Thursday, August 14, 2014

Jackson pays $25,000 to settle police excessive force suit

On July 2, 2013, the Township of Jackson (Ocean County) agreed to pay $25,000 to two brick men ($12,500 each) who sued members of the Jackson Police Department for allegedly beating them.

In their suit, Michael Acquaviva and Shane Panuska said that on March 2, 2011, Panuska was assaulted and asked Jackson Police Sergeant Donald Clark and officers Sean Greenberger and John Rodriguez why they were not pursuing his assailant.  Clark allegedly verbally abused him and then, along with Greenberger and Rodriguez, threw him on the ground, kicked him, handcuffed him and sprayed him with OC spray. 
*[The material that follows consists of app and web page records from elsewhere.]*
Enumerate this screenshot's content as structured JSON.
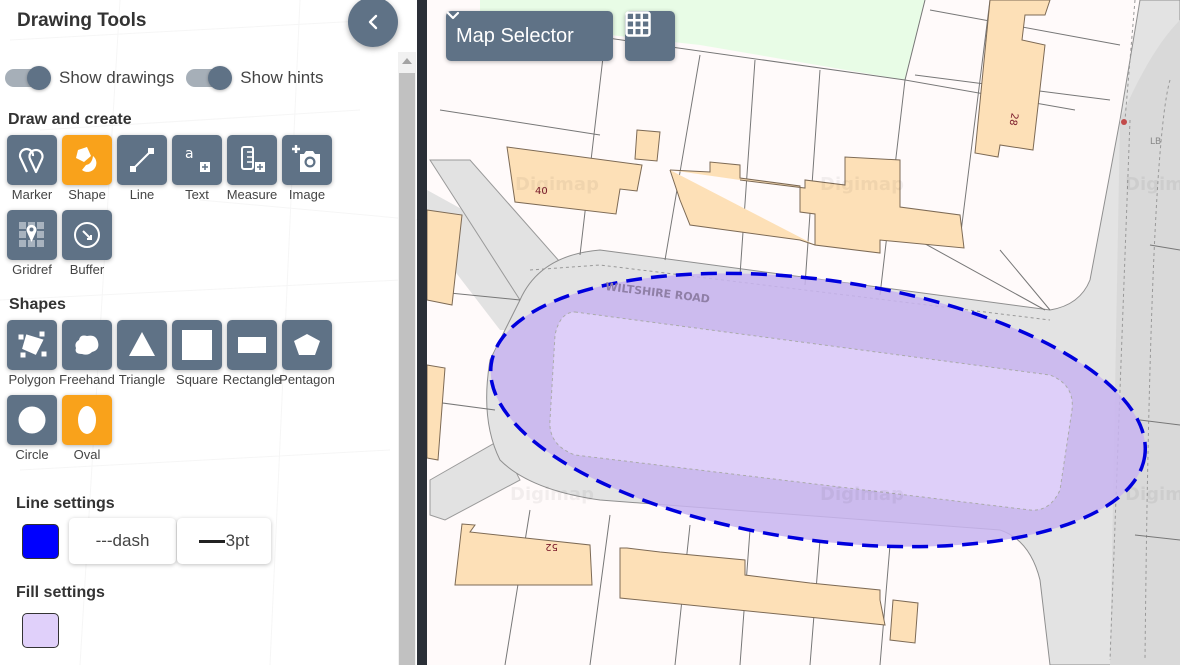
{
  "panel": {
    "title": "Drawing Tools",
    "collapse_icon": "chevron-left-icon",
    "toggles": [
      {
        "label": "Show drawings",
        "on": true
      },
      {
        "label": "Show hints",
        "on": true
      }
    ]
  },
  "draw_and_create": {
    "title": "Draw and create",
    "tools": [
      {
        "label": "Marker",
        "icon": "marker-icon",
        "active": false
      },
      {
        "label": "Shape",
        "icon": "shape-icon",
        "active": true
      },
      {
        "label": "Line",
        "icon": "line-icon",
        "active": false
      },
      {
        "label": "Text",
        "icon": "text-add-icon",
        "active": false
      },
      {
        "label": "Measure",
        "icon": "measure-icon",
        "active": false
      },
      {
        "label": "Image",
        "icon": "add-image-icon",
        "active": false
      },
      {
        "label": "Gridref",
        "icon": "gridref-icon",
        "active": false
      },
      {
        "label": "Buffer",
        "icon": "buffer-icon",
        "active": false
      }
    ]
  },
  "shapes": {
    "title": "Shapes",
    "tools": [
      {
        "label": "Polygon",
        "icon": "polygon-icon",
        "active": false
      },
      {
        "label": "Freehand",
        "icon": "freehand-icon",
        "active": false
      },
      {
        "label": "Triangle",
        "icon": "triangle-icon",
        "active": false
      },
      {
        "label": "Square",
        "icon": "square-icon",
        "active": false
      },
      {
        "label": "Rectangle",
        "icon": "rectangle-icon",
        "active": false
      },
      {
        "label": "Pentagon",
        "icon": "pentagon-icon",
        "active": false
      },
      {
        "label": "Circle",
        "icon": "circle-icon",
        "active": false
      },
      {
        "label": "Oval",
        "icon": "oval-icon",
        "active": true
      }
    ]
  },
  "line_settings": {
    "title": "Line settings",
    "color": "#0000ff",
    "style_label": "---dash",
    "width_label": "3pt"
  },
  "fill_settings": {
    "title": "Fill settings",
    "color": "#e0d0fa"
  },
  "map": {
    "selector_label": "Map Selector",
    "grid_icon": "grid-icon",
    "road_label": "WILTSHIRE ROAD",
    "house_numbers": [
      "40",
      "28",
      "52"
    ],
    "road_marking": "LB",
    "watermark": "Digimap",
    "drawn_shape": {
      "type": "oval",
      "stroke_color": "#0000dd",
      "stroke_style": "dash",
      "stroke_width_pt": 3,
      "fill_color": "#c8b4f0"
    }
  },
  "colors": {
    "tool_bg": "#5f7286",
    "tool_active": "#f9a21b",
    "building": "#fde0b7",
    "road": "#e2e2e2",
    "green": "#e8fce6"
  }
}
Acquaviva, who was watching the incident, allegedly asked police if the amount of force being applied to Panuska "was necessary."  Acquaviva claimed that Officers Jeremy Felder, James Reynolds and Detective Michael Kelly then assaulted and arrested him with Felder punching him in the face.
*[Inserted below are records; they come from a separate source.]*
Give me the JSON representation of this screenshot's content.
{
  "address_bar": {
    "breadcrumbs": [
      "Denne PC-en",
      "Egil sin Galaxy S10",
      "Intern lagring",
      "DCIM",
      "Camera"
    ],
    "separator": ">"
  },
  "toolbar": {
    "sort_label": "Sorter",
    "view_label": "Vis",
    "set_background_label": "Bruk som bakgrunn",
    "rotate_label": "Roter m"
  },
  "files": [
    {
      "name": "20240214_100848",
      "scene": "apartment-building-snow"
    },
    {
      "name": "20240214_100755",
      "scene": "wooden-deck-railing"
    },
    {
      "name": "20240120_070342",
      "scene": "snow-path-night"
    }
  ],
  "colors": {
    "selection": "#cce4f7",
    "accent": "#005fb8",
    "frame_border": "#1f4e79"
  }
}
Also named in the suit were Jackson Police Chief Matthew D. Kunz.

The case is captioned Acquaviva and Panuska v. Jackson, Federal Case No. 3:12-cv-05992 and Acquaviva's attorney was Thomas J. Mallon of Freehold.  Case documents are on-line here.

The settlement agreement contains a confidentiality clause, which prevents the parties to the suit from publicly disclosing the settlement terms.  Fortunately, however, these confidentiality clauses do not trump the public's right to obtain copies of settlement agreements that arise out of lawsuits in which a government agency or official is a defendant.
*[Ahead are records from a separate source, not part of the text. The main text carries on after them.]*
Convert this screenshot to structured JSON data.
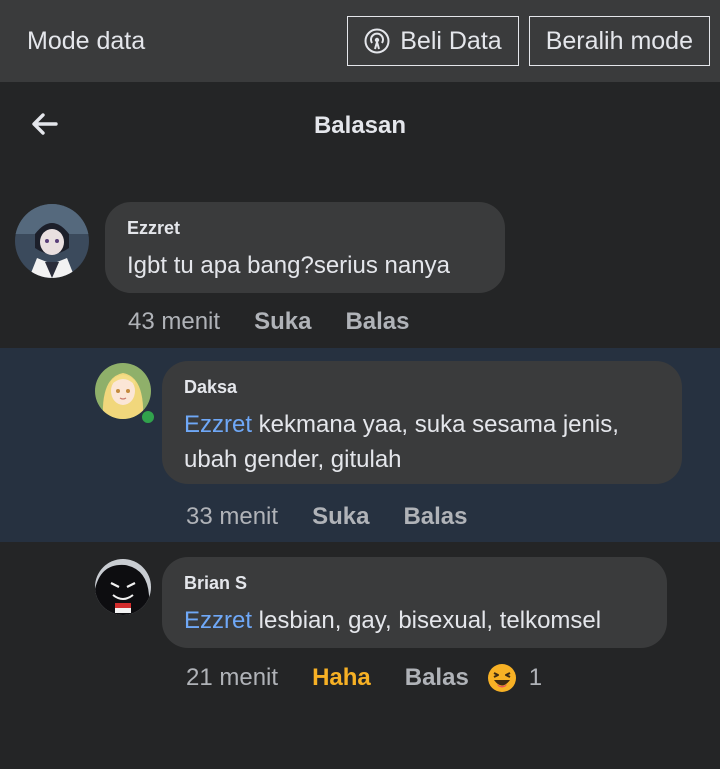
{
  "banner": {
    "label": "Mode data",
    "buy_label": "Beli Data",
    "switch_label": "Beralih mode"
  },
  "header": {
    "title": "Balasan"
  },
  "comments": [
    {
      "author": "Ezzret",
      "mention": "",
      "text": "Igbt tu apa bang?serius nanya",
      "time": "43 menit",
      "like_label": "Suka",
      "reply_label": "Balas"
    },
    {
      "author": "Daksa",
      "mention": "Ezzret",
      "text": " kekmana yaa, suka sesama jenis, ubah gender, gitulah",
      "time": "33 menit",
      "like_label": "Suka",
      "reply_label": "Balas",
      "online": true
    },
    {
      "author": "Brian S",
      "mention": "Ezzret",
      "text": " lesbian, gay, bisexual, telkomsel",
      "time": "21 menit",
      "like_label": "Haha",
      "reply_label": "Balas",
      "reaction_icon": "laughing-emoji-icon",
      "reaction_count": "1"
    }
  ],
  "colors": {
    "background": "#242526",
    "banner": "#3a3b3c",
    "bubble": "#3a3b3c",
    "highlight": "#263140",
    "mention": "#6fa8f7",
    "haha": "#f7b125",
    "online": "#31a24c"
  }
}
None of Acquaviva's or Panuska's allegations have been proven or disproven in court. The settlement agreement resolution expressly states that the $25,000 payment does not constitute an admission of wrongdoing by Jackson or any of its officials. All that is known for sure is that Jackson or its insurer, for whatever reason, decided that it would rather pay Acquaviva and Panuska $25,000 than take the matter to trial. Perhaps the defendants' decision to settle was done to save further legal expense and the costs of trying what were in fact exaggerated or meritless claims. Or, perhaps the claims were true and the defendants wanted to avoid being embarrassed at trial. This is the problem when cases settle before trial--it is impossible to know the truth of what really happened.